Count lines holding the string "booster" in the data that follows. Reply with one number only.

%%

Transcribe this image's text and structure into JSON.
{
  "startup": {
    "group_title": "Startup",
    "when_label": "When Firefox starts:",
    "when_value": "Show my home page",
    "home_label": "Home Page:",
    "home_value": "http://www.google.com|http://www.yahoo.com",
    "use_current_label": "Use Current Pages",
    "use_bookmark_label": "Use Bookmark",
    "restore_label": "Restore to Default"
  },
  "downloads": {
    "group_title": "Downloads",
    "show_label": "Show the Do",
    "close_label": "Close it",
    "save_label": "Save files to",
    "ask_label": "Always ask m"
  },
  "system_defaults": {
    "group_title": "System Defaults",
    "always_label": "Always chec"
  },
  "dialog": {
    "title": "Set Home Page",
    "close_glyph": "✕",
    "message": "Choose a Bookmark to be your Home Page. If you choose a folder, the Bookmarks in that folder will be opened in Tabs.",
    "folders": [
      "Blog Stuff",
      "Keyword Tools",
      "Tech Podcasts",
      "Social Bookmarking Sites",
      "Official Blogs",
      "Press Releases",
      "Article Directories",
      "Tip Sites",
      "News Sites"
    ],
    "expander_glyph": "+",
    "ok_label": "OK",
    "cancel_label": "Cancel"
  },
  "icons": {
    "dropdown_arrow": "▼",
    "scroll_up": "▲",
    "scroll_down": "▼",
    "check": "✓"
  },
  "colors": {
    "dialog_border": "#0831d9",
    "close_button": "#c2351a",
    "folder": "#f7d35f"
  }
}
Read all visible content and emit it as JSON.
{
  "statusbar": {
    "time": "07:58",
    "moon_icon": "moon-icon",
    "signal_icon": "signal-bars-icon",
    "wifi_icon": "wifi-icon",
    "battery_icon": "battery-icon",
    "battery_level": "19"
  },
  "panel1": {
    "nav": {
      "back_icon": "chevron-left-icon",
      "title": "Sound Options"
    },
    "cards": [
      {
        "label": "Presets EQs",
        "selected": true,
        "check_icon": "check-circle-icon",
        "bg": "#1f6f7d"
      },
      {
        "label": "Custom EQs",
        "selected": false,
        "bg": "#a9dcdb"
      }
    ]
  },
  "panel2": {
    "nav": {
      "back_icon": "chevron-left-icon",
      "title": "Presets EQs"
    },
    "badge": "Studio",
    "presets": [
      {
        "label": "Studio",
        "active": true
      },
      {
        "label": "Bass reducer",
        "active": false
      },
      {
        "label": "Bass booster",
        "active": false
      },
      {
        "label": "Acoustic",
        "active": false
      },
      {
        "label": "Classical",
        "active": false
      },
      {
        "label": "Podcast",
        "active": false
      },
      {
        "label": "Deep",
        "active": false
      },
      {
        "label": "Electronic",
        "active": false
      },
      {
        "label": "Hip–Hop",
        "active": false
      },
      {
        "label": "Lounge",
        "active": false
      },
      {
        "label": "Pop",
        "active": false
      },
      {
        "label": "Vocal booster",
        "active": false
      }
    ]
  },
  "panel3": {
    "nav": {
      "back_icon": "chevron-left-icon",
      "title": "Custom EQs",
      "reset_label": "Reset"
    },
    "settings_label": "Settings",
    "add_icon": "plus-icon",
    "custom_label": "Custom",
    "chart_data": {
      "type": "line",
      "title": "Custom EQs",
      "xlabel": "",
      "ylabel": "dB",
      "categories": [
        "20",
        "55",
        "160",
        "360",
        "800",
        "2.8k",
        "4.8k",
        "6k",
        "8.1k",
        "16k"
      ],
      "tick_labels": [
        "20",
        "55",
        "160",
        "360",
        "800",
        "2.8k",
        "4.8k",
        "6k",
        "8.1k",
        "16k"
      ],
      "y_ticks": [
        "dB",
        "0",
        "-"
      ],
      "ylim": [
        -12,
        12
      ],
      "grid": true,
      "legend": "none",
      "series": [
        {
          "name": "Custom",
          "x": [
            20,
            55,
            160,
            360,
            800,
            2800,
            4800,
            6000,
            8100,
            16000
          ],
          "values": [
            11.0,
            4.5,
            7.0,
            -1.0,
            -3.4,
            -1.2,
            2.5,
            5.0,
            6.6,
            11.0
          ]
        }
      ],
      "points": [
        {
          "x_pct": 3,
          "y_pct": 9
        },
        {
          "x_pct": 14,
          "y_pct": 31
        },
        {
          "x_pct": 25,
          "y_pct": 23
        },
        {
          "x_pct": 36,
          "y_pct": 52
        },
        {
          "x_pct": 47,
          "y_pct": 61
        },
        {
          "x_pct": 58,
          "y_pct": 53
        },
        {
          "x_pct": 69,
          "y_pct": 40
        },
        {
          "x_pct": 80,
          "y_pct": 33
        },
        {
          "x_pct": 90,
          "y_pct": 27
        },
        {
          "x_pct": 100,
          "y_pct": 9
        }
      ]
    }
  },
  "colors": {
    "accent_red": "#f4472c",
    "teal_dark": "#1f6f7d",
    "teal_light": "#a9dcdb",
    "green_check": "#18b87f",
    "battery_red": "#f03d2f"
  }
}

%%

* Response area *
2